“The Sikh farmers pray there… get strength from their religion. Whereas the organizations which have originally mobilized the protests are largely left-affiliated. Thus, this here is the Left intertwined with religion.”
But if all these barriers can be broken down, the young women are naturally expecting gender barriers be more consciously eradicated too.
“Honestly, as someone in the protests since they began months ago in Punjab, I’ll say it: Women are also used as puppets,” says Harpreet Kaur from Bathinda, Punjab.
“Good for photos. But then not good enough for decision-making! Whether for the Left, or Unions. It always is a major issue.”
In total, 25,000 women have traveled with their Union since day one. Protest sites often swell to over 200,000 protesters.
“And over the past days, participation of women has increased after seeing other women participants,” says Navpreet Kaur, who teaches at Delhi University and has been to the protest sites five times in the last four days. “They’ve all said that they are here because it is now a question of their livelihood.”
Harpreet, whose entire family says no one should think women are there only for their sons and husbands, even though they may be accultured to say so when a TV camera is thrust in their face.
“No tiller is able to go out and work till someone has worked their stove, and their tummies are full. Not to mention everything else, including direct farming, the woman does. But who is talking about that? And who is talking about women’s ownership?”
She is dissatisfied hearing the few women union leaders speak “lines same as male leadership. Yes, the issues are undoubtedly Adani, Ambani [two of India’s billionaires], capitalism, fascism. But also patriarchy.”
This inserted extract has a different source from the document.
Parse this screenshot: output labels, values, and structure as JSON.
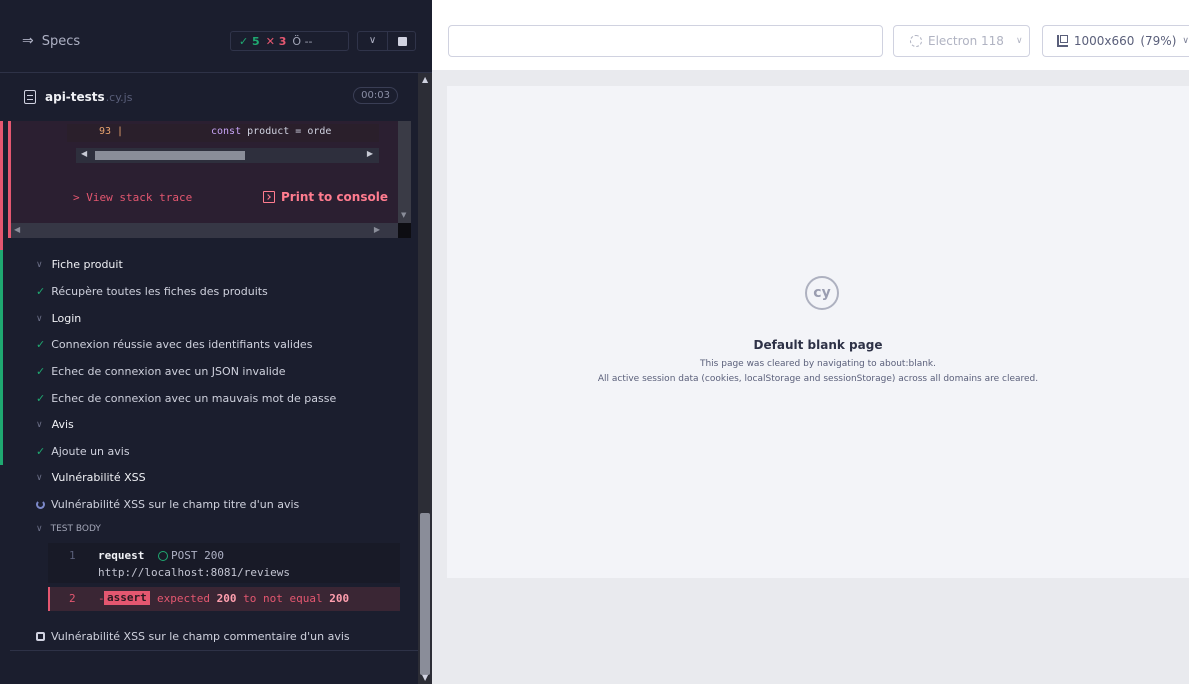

In addition, the participating women come from the reality of a society with sex ratios warped due to female feticide, an embedded culture of machismo, routine gendered violence and economic disempowerment of girls and women.
This reality is not lost on young feminists. They have wholeheartedly joined the protest, but are also committed to women claiming, co-creating, and sharing space for a better future—a future that centers women’s voices, representation and rights.
“Popular singers and actors have of course helped amplify the movement,” says Kawalpreet. “But I certainly feel that most of them are men and there is an oversimplification on their part…For example, they don’t represent the perspective of a Dalit [oppressed caste in the pervasive traditional hierarchy] farmer or the woman farmer, her relationship with land, her experiences, her vulnerabilities, her body language.”
When young women from Punjab University arrived at the protests, they received suspicion and even mockery for their perceived non-traditional body language.
Harpreet recounts “there were even announcements from the stage that ‘there are some young girls here suddenly, they look different, they are probably with the CID [state intelligence], ‘beware of them!’ We were shocked. There is a feudal, patriarchal mindset that doesn’t go away just because people are here protesting. But these are our villages, this is our life that is at stake. My whole family tills. So we spoke to leadership. Had them make counter-announcements.”
Harpreet and others are fearless in raising these issues. Their savvy of how most revolutionary moments do not automatically do much for undoing structures subordinating women makes them fearful of missing any opportunity for change.
“Today, we must fight the State and the capitalists who are establishing their control over everything,” says Anjali while also remembering an early intervention she was a part of during the first days of the protests around New Delhi. “Women protesters were not being given the time on stage … we shared this concern with the farm leaders…The next day, our woman comrade was the first speaker.”
“When there is a social movement, society moves forward at a faster pace, you just have to be there to make the argument,” Anjali says.
For the moment to be revolutionary, it must be even more inclusively revolutionary, they say. Are we brave enough to listen to them about the extraordinary moment they are witnessing as well as shaping?
You may also like: